Storing is the easiest method for keeping your harvest, but most vegetables don’t have a long shelf life. Root vegetables and vegetables that can be cured, like onions and winter squash, will last the longest.

Basic Storing Tips:

  • Only store fully mature, healthy vegetables. Any bruised or immature vegetables should be eaten fresh or preserved by other means.
  • Clean of soil and allow the outside of vegetables to dry before freezing.
  • Keep a few inches of the stem on winter squash and also cut the green tops of root crops to an inch or so.​


Many vegetables keep well in the freezer. When blanched and frozen soon after harvesting, this can be the best method for retaining nutrients, as well as color, texture, and flavor. Most vegetables can last 8 to 12 weeks in the freezer.

Basic Freezing Tips:

  • Freeze food immediately after packaging.
  • Keep freezer temperature at 0 degrees F. Or lower. You can set your freezer control to -10 degrees F. the day before freezing, to speed the process.
  • Don’t try to pack your freezer with unfrozen produce. This will only lower the temperature in the freezer and lengthen the time needed for the produce to chill.


Canning is a great method for preserving fruits and vegetables with a high water content, like tomatoes, mushrooms, beans, and peaches, but it is essential you follow canning guidelines to the letter.

Basic Canning Tips:

  • Use clean jars and new seal lids.
  • Process in boiling water or a pressure canner for the specified amount of time.

Drying fruits, vegetables, and herbs is also a very easy process and can be done without any special equipment or sped up by using the oven or a dehydrator. Dried fruits, seeds, jerky, leather, and even popcorn can be done by these methods.

Basic Drying Tips:

  • Provide good air circulation while drying, to prevent spoilage.
  • Be sure the fruits and vegetables are fully mature and disease free.


Cucumbers come to mind when we think of pickling, but many vegetables and fruits can be preserved in this manner, including peppers, cauliflower, apples, and pears. Relishes are also prepared by pickling.

Basic Pickling Tips:

  • Always follow a tested recipe. Even in vinegar, spoilage can happen. Canning pickled products by the boiling water methods further stop spoilage.
  • Choose only disease-free fruits or vegetables and wash them well before processing.

Jams & Jellies

No method of preserving food smells as wonderful as making jams and jellies.

Basic Tips for Making Jams & Jellies:

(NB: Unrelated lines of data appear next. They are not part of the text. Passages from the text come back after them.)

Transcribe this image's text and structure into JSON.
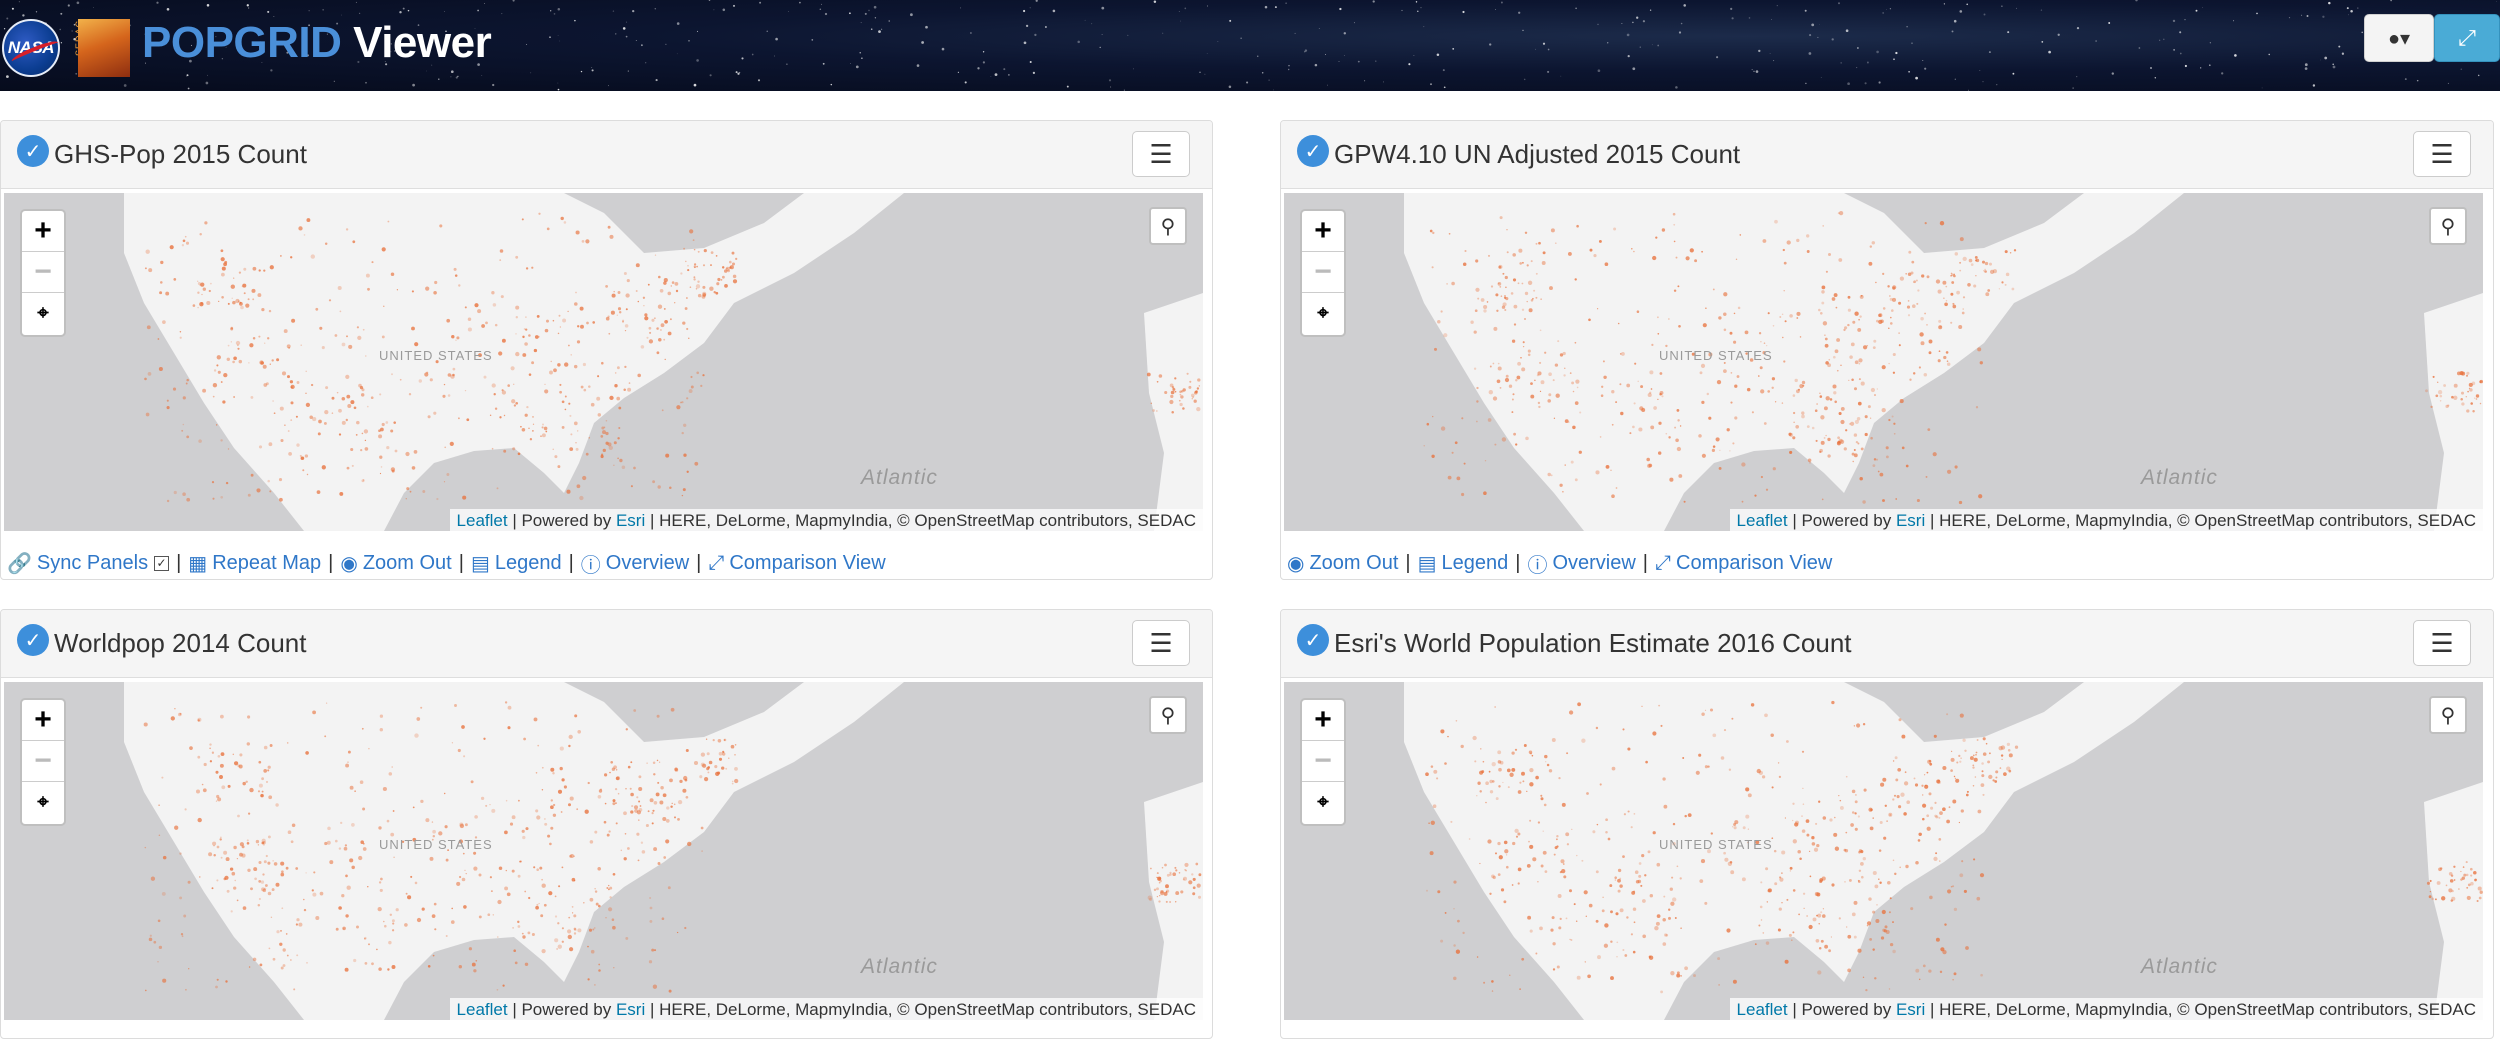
{
  "header": {
    "logo_nasa": "NASA",
    "logo_sedac": "SEDAC",
    "title_highlight": "POPGRID",
    "title_rest": " Viewer",
    "globe_icon": "globe-icon",
    "fullscreen_icon": "fullscreen-icon"
  },
  "attribution": {
    "leaflet": "Leaflet",
    "powered_by": " | Powered by ",
    "esri": "Esri",
    "rest": " | HERE, DeLorme, MapmyIndia, © OpenStreetMap contributors, SEDAC"
  },
  "map_labels": {
    "ocean": "Atlantic",
    "country": "UNITED STATES"
  },
  "zoom": {
    "in": "+",
    "out": "−",
    "extent": "⌖"
  },
  "panels": [
    {
      "title": "GHS-Pop 2015 Count",
      "footer": {
        "sync": "Sync Panels",
        "repeat": "Repeat Map",
        "zoom_out": "Zoom Out",
        "legend": "Legend",
        "overview": "Overview",
        "comparison": "Comparison View"
      }
    },
    {
      "title": "GPW4.10 UN Adjusted 2015 Count",
      "footer": {
        "zoom_out": "Zoom Out",
        "legend": "Legend",
        "overview": "Overview",
        "comparison": "Comparison View"
      }
    },
    {
      "title": "Worldpop 2014 Count"
    },
    {
      "title": "Esri's World Population Estimate 2016 Count"
    }
  ],
  "colors": {
    "accent": "#3d8fdb",
    "title_blue": "#4a8fd9",
    "link": "#2f77c8",
    "map_ocean": "#cfcfd1",
    "map_land": "#f3f3f3",
    "population_dot": "#e8703a"
  }
}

  • The freshest, sweetest fruit makes the best jelly.
  • The acidity level has to be right for the fruits to gel. Lemon juice is added to low acid fruits.
  • Don’t alter sugar amounts in recipes. Sugar helps preserve and gel the fruits.